That day (like other days), we noticed the following problems with clothing, i.e. with supplies in the RC warehouse tent: there was a lack of all kinds of shoes – for children, women and especially men, there are no right sizes available and there is a significant amount of shoes which are not suitable for now (they are for warmer weather conditions); a suggestion for humanitarian organizations – inappropriate footwear should not be brought to the reception centre in first placa and they should be taken away now, since they are crowding the facility, and winter boots should again be actively collected; there was a lack of men’s and women’s trousers in different sizes, there were some useless men’s dress pants made from very light material and available only in extra large numbers; also, there was no socks (different sizes) or winter jackets, especially for men. The RC warehouse tent indeed seems well-stocked, but there are many useless items. It is necessary to organize the items and remove everything that is useless to make room for collecting new donations of WINTER shoes and clothes (especially jackets). Precisely now, when the daily number of arrivals is very low, there is enough time to organize the warehouse.

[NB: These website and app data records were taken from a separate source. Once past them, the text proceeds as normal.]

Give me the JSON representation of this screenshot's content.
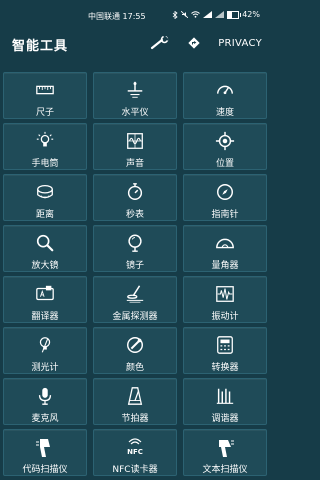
{
  "status": {
    "carrier_time": "中国联通 17:55",
    "battery_text": "42%",
    "battery_level": 0.42
  },
  "app": {
    "title": "智能工具",
    "privacy_label": "PRIVACY"
  },
  "tools": [
    {
      "label": "尺子",
      "icon": "ruler-icon"
    },
    {
      "label": "水平仪",
      "icon": "level-icon"
    },
    {
      "label": "速度",
      "icon": "speedometer-icon"
    },
    {
      "label": "手电筒",
      "icon": "flashlight-icon"
    },
    {
      "label": "声音",
      "icon": "sound-icon"
    },
    {
      "label": "位置",
      "icon": "location-icon"
    },
    {
      "label": "距离",
      "icon": "tape-measure-icon"
    },
    {
      "label": "秒表",
      "icon": "stopwatch-icon"
    },
    {
      "label": "指南针",
      "icon": "compass-icon"
    },
    {
      "label": "放大镜",
      "icon": "magnifier-icon"
    },
    {
      "label": "镜子",
      "icon": "mirror-icon"
    },
    {
      "label": "量角器",
      "icon": "protractor-icon"
    },
    {
      "label": "翻译器",
      "icon": "translator-icon"
    },
    {
      "label": "金属探测器",
      "icon": "metal-detector-icon"
    },
    {
      "label": "振动计",
      "icon": "vibration-icon"
    },
    {
      "label": "测光计",
      "icon": "light-meter-icon"
    },
    {
      "label": "颜色",
      "icon": "color-picker-icon"
    },
    {
      "label": "转换器",
      "icon": "converter-icon"
    },
    {
      "label": "麦克风",
      "icon": "microphone-icon"
    },
    {
      "label": "节拍器",
      "icon": "metronome-icon"
    },
    {
      "label": "调谐器",
      "icon": "tuner-icon"
    },
    {
      "label": "代码扫描仪",
      "icon": "barcode-scanner-icon"
    },
    {
      "label": "NFC读卡器",
      "icon": "nfc-icon"
    },
    {
      "label": "文本扫描仪",
      "icon": "text-scanner-icon"
    }
  ]
}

Given the temperatures are significantly low (and even colder days are expected), after the registration people started to spend more time on the inside of the tent than outside and we noticed that some started smoking in the tent (next to children, infants, sick). When we approached a refugee saying that he cannot smoke inside and that he should step outside, he threw the lit cigarette to the ground without putting it out. We requested that he immediately picks up the lit cigarette from the ground and takes it outside, considering there were blankets, clothes or bags all over the ground and something could easily burn. It is necessary to make signs in different languages saying it is forbidden to smoke in tents and to inform all volunteers to be aware of it and to warn people not to throw cigarette butts on the ground inside of the tent.